To do
Please set down the records exactly, keeping every line.

Provided entries

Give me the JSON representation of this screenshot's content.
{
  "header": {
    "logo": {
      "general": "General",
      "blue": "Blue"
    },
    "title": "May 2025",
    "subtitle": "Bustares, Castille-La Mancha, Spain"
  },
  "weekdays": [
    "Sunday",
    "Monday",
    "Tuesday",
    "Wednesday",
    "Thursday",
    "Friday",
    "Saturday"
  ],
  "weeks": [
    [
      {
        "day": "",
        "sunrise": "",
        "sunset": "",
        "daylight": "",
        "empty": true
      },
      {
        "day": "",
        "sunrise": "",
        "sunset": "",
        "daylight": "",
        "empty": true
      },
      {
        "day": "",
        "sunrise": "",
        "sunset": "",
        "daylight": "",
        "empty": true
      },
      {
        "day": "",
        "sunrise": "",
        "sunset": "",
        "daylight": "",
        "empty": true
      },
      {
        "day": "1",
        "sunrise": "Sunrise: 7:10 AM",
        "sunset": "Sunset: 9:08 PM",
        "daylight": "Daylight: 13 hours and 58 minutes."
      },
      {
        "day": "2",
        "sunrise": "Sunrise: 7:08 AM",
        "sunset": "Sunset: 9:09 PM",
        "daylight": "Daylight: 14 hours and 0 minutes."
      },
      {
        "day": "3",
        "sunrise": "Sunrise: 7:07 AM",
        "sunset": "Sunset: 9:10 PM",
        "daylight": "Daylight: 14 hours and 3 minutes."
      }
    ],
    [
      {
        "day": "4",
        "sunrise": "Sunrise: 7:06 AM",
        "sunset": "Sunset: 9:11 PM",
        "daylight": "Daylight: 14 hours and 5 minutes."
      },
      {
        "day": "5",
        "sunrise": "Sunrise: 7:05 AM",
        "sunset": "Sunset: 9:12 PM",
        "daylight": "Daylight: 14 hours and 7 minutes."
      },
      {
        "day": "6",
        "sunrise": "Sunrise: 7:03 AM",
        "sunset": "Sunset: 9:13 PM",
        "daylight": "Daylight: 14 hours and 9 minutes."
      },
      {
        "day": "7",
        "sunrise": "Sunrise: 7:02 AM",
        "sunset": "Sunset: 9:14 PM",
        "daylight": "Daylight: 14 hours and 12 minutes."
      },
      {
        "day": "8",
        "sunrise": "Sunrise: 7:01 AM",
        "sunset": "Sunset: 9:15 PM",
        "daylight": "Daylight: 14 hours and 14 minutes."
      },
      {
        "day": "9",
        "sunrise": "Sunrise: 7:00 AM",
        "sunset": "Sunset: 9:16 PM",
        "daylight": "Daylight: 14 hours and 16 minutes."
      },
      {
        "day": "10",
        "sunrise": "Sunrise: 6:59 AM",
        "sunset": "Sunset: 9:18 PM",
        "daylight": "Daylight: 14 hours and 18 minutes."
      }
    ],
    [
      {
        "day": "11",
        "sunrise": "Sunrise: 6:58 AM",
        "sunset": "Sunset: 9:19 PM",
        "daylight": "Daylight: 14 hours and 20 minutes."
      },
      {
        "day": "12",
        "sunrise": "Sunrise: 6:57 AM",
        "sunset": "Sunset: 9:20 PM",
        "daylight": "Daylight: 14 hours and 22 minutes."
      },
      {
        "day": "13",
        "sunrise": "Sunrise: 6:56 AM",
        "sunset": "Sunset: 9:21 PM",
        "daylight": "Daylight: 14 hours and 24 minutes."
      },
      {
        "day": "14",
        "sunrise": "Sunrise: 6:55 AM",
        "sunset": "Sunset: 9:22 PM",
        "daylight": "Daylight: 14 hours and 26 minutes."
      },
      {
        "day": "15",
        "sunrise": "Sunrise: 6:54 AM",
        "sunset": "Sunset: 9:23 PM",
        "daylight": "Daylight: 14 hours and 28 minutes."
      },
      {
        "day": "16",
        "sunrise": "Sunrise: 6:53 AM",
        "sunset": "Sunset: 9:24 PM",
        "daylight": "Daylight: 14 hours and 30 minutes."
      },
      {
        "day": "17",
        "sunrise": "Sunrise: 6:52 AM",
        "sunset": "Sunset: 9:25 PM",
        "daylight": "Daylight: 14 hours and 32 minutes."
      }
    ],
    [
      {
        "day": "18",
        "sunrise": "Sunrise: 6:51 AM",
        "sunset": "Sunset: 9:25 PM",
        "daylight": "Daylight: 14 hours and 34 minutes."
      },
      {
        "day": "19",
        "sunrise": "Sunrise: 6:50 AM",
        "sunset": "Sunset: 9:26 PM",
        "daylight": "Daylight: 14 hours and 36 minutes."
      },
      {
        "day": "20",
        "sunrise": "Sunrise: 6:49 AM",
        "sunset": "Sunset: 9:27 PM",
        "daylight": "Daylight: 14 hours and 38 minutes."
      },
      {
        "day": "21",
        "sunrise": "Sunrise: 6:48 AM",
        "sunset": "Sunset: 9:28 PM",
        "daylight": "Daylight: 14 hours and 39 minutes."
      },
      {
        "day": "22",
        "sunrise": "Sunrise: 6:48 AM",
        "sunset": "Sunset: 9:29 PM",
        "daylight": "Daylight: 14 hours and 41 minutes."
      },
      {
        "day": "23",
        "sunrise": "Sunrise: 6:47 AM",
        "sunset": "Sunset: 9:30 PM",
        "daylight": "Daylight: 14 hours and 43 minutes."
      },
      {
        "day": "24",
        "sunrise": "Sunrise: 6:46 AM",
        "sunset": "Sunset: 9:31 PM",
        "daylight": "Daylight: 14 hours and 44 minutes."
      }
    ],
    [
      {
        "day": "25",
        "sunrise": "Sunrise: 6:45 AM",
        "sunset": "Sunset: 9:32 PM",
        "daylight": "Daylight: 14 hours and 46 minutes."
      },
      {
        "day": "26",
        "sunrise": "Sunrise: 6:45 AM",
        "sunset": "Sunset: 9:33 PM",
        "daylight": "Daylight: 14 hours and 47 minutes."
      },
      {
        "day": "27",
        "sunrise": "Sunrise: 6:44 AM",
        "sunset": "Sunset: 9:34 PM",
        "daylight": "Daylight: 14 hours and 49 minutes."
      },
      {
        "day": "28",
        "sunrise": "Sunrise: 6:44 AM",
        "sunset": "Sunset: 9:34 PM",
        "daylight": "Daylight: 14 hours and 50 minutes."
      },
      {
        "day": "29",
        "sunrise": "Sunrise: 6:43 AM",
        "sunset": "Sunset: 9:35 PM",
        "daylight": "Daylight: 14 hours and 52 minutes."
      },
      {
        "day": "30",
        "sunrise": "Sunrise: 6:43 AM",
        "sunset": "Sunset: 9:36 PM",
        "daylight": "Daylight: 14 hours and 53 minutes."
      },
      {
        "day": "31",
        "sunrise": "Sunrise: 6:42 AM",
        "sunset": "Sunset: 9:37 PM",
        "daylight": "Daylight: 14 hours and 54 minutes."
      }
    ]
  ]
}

Worked solution
Give me the JSON representation of this screenshot's content.
{
  "header": {
    "logo": {
      "general": "General",
      "blue": "Blue"
    },
    "title": "May 2025",
    "subtitle": "Bustares, Castille-La Mancha, Spain"
  },
  "weekdays": [
    "Sunday",
    "Monday",
    "Tuesday",
    "Wednesday",
    "Thursday",
    "Friday",
    "Saturday"
  ],
  "weeks": [
    [
      {
        "day": "",
        "sunrise": "",
        "sunset": "",
        "daylight": "",
        "empty": true
      },
      {
        "day": "",
        "sunrise": "",
        "sunset": "",
        "daylight": "",
        "empty": true
      },
      {
        "day": "",
        "sunrise": "",
        "sunset": "",
        "daylight": "",
        "empty": true
      },
      {
        "day": "",
        "sunrise": "",
        "sunset": "",
        "daylight": "",
        "empty": true
      },
      {
        "day": "1",
        "sunrise": "Sunrise: 7:10 AM",
        "sunset": "Sunset: 9:08 PM",
        "daylight": "Daylight: 13 hours and 58 minutes."
      },
      {
        "day": "2",
        "sunrise": "Sunrise: 7:08 AM",
        "sunset": "Sunset: 9:09 PM",
        "daylight": "Daylight: 14 hours and 0 minutes."
      },
      {
        "day": "3",
        "sunrise": "Sunrise: 7:07 AM",
        "sunset": "Sunset: 9:10 PM",
        "daylight": "Daylight: 14 hours and 3 minutes."
      }
    ],
    [
      {
        "day": "4",
        "sunrise": "Sunrise: 7:06 AM",
        "sunset": "Sunset: 9:11 PM",
        "daylight": "Daylight: 14 hours and 5 minutes."
      },
      {
        "day": "5",
        "sunrise": "Sunrise: 7:05 AM",
        "sunset": "Sunset: 9:12 PM",
        "daylight": "Daylight: 14 hours and 7 minutes."
      },
      {
        "day": "6",
        "sunrise": "Sunrise: 7:03 AM",
        "sunset": "Sunset: 9:13 PM",
        "daylight": "Daylight: 14 hours and 9 minutes."
      },
      {
        "day": "7",
        "sunrise": "Sunrise: 7:02 AM",
        "sunset": "Sunset: 9:14 PM",
        "daylight": "Daylight: 14 hours and 12 minutes."
      },
      {
        "day": "8",
        "sunrise": "Sunrise: 7:01 AM",
        "sunset": "Sunset: 9:15 PM",
        "daylight": "Daylight: 14 hours and 14 minutes."
      },
      {
        "day": "9",
        "sunrise": "Sunrise: 7:00 AM",
        "sunset": "Sunset: 9:16 PM",
        "daylight": "Daylight: 14 hours and 16 minutes."
      },
      {
        "day": "10",
        "sunrise": "Sunrise: 6:59 AM",
        "sunset": "Sunset: 9:18 PM",
        "daylight": "Daylight: 14 hours and 18 minutes."
      }
    ],
    [
      {
        "day": "11",
        "sunrise": "Sunrise: 6:58 AM",
        "sunset": "Sunset: 9:19 PM",
        "daylight": "Daylight: 14 hours and 20 minutes."
      },
      {
        "day": "12",
        "sunrise": "Sunrise: 6:57 AM",
        "sunset": "Sunset: 9:20 PM",
        "daylight": "Daylight: 14 hours and 22 minutes."
      },
      {
        "day": "13",
        "sunrise": "Sunrise: 6:56 AM",
        "sunset": "Sunset: 9:21 PM",
        "daylight": "Daylight: 14 hours and 24 minutes."
      },
      {
        "day": "14",
        "sunrise": "Sunrise: 6:55 AM",
        "sunset": "Sunset: 9:22 PM",
        "daylight": "Daylight: 14 hours and 26 minutes."
      },
      {
        "day": "15",
        "sunrise": "Sunrise: 6:54 AM",
        "sunset": "Sunset: 9:23 PM",
        "daylight": "Daylight: 14 hours and 28 minutes."
      },
      {
        "day": "16",
        "sunrise": "Sunrise: 6:53 AM",
        "sunset": "Sunset: 9:24 PM",
        "daylight": "Daylight: 14 hours and 30 minutes."
      },
      {
        "day": "17",
        "sunrise": "Sunrise: 6:52 AM",
        "sunset": "Sunset: 9:25 PM",
        "daylight": "Daylight: 14 hours and 32 minutes."
      }
    ],
    [
      {
        "day": "18",
        "sunrise": "Sunrise: 6:51 AM",
        "sunset": "Sunset: 9:25 PM",
        "daylight": "Daylight: 14 hours and 34 minutes."
      },
      {
        "day": "19",
        "sunrise": "Sunrise: 6:50 AM",
        "sunset": "Sunset: 9:26 PM",
        "daylight": "Daylight: 14 hours and 36 minutes."
      },
      {
        "day": "20",
        "sunrise": "Sunrise: 6:49 AM",
        "sunset": "Sunset: 9:27 PM",
        "daylight": "Daylight: 14 hours and 38 minutes."
      },
      {
        "day": "21",
        "sunrise": "Sunrise: 6:48 AM",
        "sunset": "Sunset: 9:28 PM",
        "daylight": "Daylight: 14 hours and 39 minutes."
      },
      {
        "day": "22",
        "sunrise": "Sunrise: 6:48 AM",
        "sunset": "Sunset: 9:29 PM",
        "daylight": "Daylight: 14 hours and 41 minutes."
      },
      {
        "day": "23",
        "sunrise": "Sunrise: 6:47 AM",
        "sunset": "Sunset: 9:30 PM",
        "daylight": "Daylight: 14 hours and 43 minutes."
      },
      {
        "day": "24",
        "sunrise": "Sunrise: 6:46 AM",
        "sunset": "Sunset: 9:31 PM",
        "daylight": "Daylight: 14 hours and 44 minutes."
      }
    ],
    [
      {
        "day": "25",
        "sunrise": "Sunrise: 6:45 AM",
        "sunset": "Sunset: 9:32 PM",
        "daylight": "Daylight: 14 hours and 46 minutes."
      },
      {
        "day": "26",
        "sunrise": "Sunrise: 6:45 AM",
        "sunset": "Sunset: 9:33 PM",
        "daylight": "Daylight: 14 hours and 47 minutes."
      },
      {
        "day": "27",
        "sunrise": "Sunrise: 6:44 AM",
        "sunset": "Sunset: 9:34 PM",
        "daylight": "Daylight: 14 hours and 49 minutes."
      },
      {
        "day": "28",
        "sunrise": "Sunrise: 6:44 AM",
        "sunset": "Sunset: 9:34 PM",
        "daylight": "Daylight: 14 hours and 50 minutes."
      },
      {
        "day": "29",
        "sunrise": "Sunrise: 6:43 AM",
        "sunset": "Sunset: 9:35 PM",
        "daylight": "Daylight: 14 hours and 52 minutes."
      },
      {
        "day": "30",
        "sunrise": "Sunrise: 6:43 AM",
        "sunset": "Sunset: 9:36 PM",
        "daylight": "Daylight: 14 hours and 53 minutes."
      },
      {
        "day": "31",
        "sunrise": "Sunrise: 6:42 AM",
        "sunset": "Sunset: 9:37 PM",
        "daylight": "Daylight: 14 hours and 54 minutes."
      }
    ]
  ]
}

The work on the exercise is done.